Mickey Rooney, who died over the weekend at 93, was one of the big screen's incandescent talents even though sustained success in TV never came. It's something of a puzzle considering there were attempts at stardom -- a mid-50s NBC sitcom, entitled "The Mickey Rooney Show," another, much later (just "Mickey" ). He even co-starred in a 1982 sitcom, "One of the Boys," with Nathan Lane and Dana Carvey.. The Emmy came for "Bill," the 1981 TV movie about a mentally disabled man.

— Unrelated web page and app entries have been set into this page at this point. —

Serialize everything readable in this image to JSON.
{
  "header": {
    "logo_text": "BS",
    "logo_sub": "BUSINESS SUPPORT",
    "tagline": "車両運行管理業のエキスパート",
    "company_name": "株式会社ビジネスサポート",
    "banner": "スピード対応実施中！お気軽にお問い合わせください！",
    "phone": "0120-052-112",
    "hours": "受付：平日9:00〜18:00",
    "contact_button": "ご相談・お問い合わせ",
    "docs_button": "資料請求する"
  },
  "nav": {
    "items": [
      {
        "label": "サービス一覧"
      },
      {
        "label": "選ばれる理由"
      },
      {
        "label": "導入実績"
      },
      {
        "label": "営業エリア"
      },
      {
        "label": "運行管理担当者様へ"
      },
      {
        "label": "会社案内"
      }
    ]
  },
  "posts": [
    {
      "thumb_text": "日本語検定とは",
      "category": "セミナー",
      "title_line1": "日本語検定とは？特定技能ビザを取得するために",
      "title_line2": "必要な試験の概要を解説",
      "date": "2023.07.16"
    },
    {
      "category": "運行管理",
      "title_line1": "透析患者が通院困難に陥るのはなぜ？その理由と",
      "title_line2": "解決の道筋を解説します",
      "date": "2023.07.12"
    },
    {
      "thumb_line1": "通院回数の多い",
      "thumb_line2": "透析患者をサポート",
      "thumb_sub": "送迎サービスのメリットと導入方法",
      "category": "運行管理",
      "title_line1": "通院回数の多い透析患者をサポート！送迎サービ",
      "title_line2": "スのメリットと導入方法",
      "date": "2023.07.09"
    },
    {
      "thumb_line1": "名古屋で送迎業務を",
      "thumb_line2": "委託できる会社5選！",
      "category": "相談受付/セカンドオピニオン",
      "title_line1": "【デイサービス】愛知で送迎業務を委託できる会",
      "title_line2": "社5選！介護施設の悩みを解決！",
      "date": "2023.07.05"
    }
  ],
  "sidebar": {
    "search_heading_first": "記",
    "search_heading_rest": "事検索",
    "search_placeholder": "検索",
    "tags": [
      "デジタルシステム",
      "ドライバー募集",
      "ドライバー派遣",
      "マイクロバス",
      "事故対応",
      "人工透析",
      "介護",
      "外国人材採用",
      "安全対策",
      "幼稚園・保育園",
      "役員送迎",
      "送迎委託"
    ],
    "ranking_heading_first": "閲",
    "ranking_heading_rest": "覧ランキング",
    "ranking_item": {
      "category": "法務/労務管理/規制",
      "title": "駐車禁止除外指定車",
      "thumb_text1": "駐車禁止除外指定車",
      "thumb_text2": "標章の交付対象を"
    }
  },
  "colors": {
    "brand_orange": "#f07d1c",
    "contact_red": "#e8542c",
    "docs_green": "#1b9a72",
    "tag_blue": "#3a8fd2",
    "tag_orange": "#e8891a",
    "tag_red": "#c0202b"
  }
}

What was most interesting however about the TV career --- sporadic as it was -- was his relationship with Rod Serling. Rooney appeared in Serling's classic teleplay, "Requiem for a Heavyweight," and also in a memorable "Twilight Zone."
TV's instinct -- and maybe Rooney's initial one, too -- was to attempt to cast him as a comedic figure (another notable TV role, "The Comedian," was anything but comedic). But his great TV roles, at least the indelible ones, were the tragic ones. The TV comedies are almost entirely forgotten.
Rooney had a fearsome intensity in these roles -- someone desperately down and out, who sought some sort of exit ramp from his emotional devastation. Rooney simply was too good a dramatic actor to fake sitcom laughs.
Meanwhile, let's wrap the short clip parade below with a glance back at a reunion -- from Judy Garland's now classic musical variety show.
If you are reading this post, and are entirely too young to understand the fuss over the death of Mickey Rooney, let me simply state that once upon a time, the world seemed innocent and in love; it was all a sustained illusion on film only, and the two magicians who pulled it off were Judy Garland and Mickey Rooney.
The clips ...